Well, maybe it’s not all about healthy eating habits. During a stop at the composting station, Foster joked that he liked trying to persuade the farm’s younger visitors to taste the soil that was generated from composting.
So far, he hasn’t had any takers, he said, smiling sheepishly.
The summit participants also heard from Carson Stark, who has worked a patch of the incubator farm for the past few years as he learned the business of agriculture from the extension staff.
“It’s a great program — it really is,” he told the group, explaining that he had no experience with farming before he came to the Growing Forward Farm. “ … Having this opportunity here has been a big blessing.”
Foster said the Growing Forward Farm had developed even more quickly than he thought it would.
“This is our third season in operation, and it’s beyond my wildest dreams at this point,” he said, describing his anticipation at what the project might look like in another couple of years.
One of the additions he’s especially excited about is the addition of a new AmeriCorps/Vista staff member paid for by a government grant.
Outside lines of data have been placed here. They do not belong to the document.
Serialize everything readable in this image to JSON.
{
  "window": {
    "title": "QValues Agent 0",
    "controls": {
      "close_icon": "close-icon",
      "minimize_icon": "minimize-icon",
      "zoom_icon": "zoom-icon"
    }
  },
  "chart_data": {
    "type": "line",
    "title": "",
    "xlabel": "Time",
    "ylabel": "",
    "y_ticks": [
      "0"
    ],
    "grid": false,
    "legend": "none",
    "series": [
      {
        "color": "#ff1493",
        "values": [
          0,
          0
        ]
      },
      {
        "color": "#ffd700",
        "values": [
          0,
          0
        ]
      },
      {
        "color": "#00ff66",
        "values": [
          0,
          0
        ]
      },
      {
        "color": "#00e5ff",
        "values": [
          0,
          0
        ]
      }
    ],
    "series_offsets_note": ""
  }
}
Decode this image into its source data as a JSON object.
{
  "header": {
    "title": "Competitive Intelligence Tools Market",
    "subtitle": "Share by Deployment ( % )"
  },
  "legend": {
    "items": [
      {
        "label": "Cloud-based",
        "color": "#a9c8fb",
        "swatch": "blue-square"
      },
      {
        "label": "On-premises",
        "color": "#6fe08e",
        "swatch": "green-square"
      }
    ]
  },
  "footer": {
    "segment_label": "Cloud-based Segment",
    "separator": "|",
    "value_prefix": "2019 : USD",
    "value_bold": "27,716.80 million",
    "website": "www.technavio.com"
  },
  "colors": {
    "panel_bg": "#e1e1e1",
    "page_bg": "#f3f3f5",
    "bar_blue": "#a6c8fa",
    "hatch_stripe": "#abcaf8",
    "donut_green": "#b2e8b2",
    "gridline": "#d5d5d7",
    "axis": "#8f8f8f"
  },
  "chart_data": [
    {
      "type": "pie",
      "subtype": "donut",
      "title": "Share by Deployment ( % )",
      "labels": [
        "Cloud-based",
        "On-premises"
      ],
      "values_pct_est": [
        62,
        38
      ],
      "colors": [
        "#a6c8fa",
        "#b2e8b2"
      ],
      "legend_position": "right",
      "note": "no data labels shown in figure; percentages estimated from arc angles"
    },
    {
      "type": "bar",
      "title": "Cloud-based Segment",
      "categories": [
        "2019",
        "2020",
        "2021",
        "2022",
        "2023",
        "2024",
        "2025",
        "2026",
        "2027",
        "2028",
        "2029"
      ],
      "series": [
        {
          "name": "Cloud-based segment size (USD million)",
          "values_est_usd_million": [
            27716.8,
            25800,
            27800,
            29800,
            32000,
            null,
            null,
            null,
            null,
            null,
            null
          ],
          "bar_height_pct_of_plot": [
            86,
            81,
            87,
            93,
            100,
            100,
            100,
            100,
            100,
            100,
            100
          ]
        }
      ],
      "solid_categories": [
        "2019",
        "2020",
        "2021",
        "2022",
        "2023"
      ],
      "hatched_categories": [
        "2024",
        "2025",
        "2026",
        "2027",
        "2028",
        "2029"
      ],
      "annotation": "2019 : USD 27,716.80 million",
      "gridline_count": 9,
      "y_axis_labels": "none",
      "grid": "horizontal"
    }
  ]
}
Foster said that individuals will be charged with developing the farm’s beekeeping program, which includes an apiary just outside the 8-foot deer fence that surrounds the farm.
And it will only be three or four years before some of the farm’s 50 or so trees begin to produce apples all season long, Hopkins said, allowing extension office staff members to start offering them for sale at the mobile farm stand that has been constructed on the property.
She said the next big push for the Growing Forward Farm would be workforce development. Hopkins said the two most common complaints the folks in her office hear from San Juan County farmers are the presence of invasive plant species and a lack of experienced farmhands. The workforce development program can help address both, she said.
“We want to target it for veterans or homeless people, and give them some agricultural skills,” she said, explaining that having an knowledgeable, experienced labor force available would help local farmers not just harvest their crops, but keep out the weeds that can hamper their production.
Foster said a certification program is being considered under which interested potential farmhands can receive a certificate by attending and taking part in a certain number of workshops designed to teach them the skills they need.
Hopkins said attracting new people to the agricultural field is one of the primary goals of the extension service, and that’s why she was so pleased to see so many new faces among the 60 or 70 folks who signed up for this year’s summit.
“We want people who are excited, who bring a new energy,” he said. “We want new people who are interested in food systems.”
To learn more about the Growing Forward Farm, visit sanjuanextension.nmsu.edu.
Mike Easterling can be reached at 505-564-4610 or [email protected]. Support local journalism with a digital subscription: http://bit.ly/2I6TU0e.
This article originally appeared on Farmington Daily Times: Growing Forward Farm in Aztec is an outdoor agricultural laboratory